About this task:
List each line of the data that holds the string "Users", please.

──────── Dataset excerpts

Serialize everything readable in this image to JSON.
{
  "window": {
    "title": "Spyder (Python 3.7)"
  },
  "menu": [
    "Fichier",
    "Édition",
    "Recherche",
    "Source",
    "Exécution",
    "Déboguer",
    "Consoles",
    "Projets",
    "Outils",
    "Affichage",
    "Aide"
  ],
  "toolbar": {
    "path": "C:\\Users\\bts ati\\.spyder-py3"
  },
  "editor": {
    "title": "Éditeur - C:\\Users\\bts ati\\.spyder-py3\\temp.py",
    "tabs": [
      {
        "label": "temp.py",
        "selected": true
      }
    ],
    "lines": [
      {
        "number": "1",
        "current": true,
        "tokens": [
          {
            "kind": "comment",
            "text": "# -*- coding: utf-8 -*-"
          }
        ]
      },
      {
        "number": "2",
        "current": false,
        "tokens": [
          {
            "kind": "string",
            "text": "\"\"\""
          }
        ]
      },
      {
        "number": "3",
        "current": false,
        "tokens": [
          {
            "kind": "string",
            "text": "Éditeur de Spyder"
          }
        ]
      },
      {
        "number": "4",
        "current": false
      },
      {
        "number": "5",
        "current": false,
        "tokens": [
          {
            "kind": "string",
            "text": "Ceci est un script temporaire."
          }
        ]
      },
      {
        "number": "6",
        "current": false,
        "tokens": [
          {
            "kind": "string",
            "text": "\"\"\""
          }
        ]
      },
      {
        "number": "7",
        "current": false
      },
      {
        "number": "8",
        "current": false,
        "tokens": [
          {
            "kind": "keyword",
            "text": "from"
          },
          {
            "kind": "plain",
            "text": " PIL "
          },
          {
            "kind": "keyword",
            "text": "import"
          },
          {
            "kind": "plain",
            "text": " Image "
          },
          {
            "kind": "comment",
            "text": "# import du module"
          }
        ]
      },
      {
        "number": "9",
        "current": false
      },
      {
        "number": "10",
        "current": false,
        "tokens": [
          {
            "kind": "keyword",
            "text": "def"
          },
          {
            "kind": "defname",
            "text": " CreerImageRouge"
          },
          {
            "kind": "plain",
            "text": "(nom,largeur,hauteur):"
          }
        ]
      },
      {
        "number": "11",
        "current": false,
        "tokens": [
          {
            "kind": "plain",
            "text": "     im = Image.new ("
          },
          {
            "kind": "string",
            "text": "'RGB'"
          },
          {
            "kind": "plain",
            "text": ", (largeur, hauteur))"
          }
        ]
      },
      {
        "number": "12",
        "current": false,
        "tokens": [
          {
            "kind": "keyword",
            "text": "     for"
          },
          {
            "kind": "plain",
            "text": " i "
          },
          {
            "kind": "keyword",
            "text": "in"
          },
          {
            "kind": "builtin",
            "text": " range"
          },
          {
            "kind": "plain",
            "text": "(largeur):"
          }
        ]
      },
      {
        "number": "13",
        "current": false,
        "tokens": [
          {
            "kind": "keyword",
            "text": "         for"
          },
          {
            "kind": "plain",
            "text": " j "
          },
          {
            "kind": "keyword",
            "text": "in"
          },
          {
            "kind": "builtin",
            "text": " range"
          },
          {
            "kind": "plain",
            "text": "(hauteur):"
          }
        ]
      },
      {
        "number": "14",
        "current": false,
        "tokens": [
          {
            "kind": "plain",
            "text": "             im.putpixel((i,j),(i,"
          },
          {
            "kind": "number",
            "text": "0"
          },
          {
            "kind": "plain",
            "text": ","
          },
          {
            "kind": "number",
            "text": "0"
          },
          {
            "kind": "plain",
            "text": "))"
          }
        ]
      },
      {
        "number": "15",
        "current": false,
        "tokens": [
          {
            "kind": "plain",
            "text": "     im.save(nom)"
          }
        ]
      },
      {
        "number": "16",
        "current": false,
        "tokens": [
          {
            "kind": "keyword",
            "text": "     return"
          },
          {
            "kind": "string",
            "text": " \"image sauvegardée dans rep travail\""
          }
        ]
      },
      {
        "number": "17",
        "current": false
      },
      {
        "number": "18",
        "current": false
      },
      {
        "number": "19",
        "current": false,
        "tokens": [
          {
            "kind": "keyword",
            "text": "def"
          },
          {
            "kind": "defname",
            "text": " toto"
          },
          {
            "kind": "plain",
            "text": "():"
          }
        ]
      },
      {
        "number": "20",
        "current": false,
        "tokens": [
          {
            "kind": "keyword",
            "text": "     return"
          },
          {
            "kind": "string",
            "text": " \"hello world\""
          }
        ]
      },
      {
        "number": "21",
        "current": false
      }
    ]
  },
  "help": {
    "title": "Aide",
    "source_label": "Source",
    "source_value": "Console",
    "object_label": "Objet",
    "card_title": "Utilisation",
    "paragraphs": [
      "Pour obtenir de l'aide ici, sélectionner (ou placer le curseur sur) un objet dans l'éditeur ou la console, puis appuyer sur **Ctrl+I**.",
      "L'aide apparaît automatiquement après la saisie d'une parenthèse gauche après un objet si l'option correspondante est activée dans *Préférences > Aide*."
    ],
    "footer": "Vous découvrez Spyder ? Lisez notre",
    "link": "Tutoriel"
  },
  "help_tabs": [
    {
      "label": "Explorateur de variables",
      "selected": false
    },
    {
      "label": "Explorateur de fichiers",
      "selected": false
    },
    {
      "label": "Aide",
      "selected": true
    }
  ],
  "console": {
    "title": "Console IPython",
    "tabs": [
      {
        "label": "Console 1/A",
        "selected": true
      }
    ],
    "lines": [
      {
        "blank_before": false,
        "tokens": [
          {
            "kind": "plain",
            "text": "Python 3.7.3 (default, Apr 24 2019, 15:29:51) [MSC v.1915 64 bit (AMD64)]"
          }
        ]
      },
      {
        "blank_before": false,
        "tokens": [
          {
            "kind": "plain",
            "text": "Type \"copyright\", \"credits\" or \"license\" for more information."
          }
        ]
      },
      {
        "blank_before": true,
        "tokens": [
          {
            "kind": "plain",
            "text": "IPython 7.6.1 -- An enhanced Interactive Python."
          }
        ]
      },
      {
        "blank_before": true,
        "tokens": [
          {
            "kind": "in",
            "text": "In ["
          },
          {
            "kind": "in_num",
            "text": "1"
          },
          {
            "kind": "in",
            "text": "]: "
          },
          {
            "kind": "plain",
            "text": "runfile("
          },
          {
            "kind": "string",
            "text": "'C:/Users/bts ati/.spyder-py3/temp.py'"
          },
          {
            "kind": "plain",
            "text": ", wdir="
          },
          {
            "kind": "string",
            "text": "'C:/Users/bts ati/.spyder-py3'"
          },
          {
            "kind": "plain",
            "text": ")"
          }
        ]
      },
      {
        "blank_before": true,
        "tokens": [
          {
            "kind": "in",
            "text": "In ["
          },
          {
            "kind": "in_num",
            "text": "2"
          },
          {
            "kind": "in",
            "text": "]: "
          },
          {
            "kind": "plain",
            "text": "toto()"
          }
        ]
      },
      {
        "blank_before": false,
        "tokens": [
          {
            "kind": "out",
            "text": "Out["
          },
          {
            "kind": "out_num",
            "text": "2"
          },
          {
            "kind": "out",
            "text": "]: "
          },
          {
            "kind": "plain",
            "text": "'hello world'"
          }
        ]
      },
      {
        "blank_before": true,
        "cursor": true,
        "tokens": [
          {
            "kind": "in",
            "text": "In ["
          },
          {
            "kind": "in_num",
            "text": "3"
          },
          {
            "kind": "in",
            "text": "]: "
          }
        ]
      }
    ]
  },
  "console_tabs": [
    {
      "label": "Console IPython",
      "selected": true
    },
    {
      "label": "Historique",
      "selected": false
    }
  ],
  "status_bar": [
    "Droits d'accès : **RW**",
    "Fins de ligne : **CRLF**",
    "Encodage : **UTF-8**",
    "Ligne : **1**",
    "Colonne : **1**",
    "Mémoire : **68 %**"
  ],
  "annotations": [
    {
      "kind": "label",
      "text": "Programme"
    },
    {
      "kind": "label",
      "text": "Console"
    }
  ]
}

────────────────

Your response:
    "path": "C:\\Users\\bts ati\\.spyder-py3"
    "title": "Éditeur - C:\\Users\\bts ati\\.spyder-py3\\temp.py",
            "text": "'C:/Users/bts ati/.spyder-py3/temp.py'"
            "text": "'C:/Users/bts ati/.spyder-py3'"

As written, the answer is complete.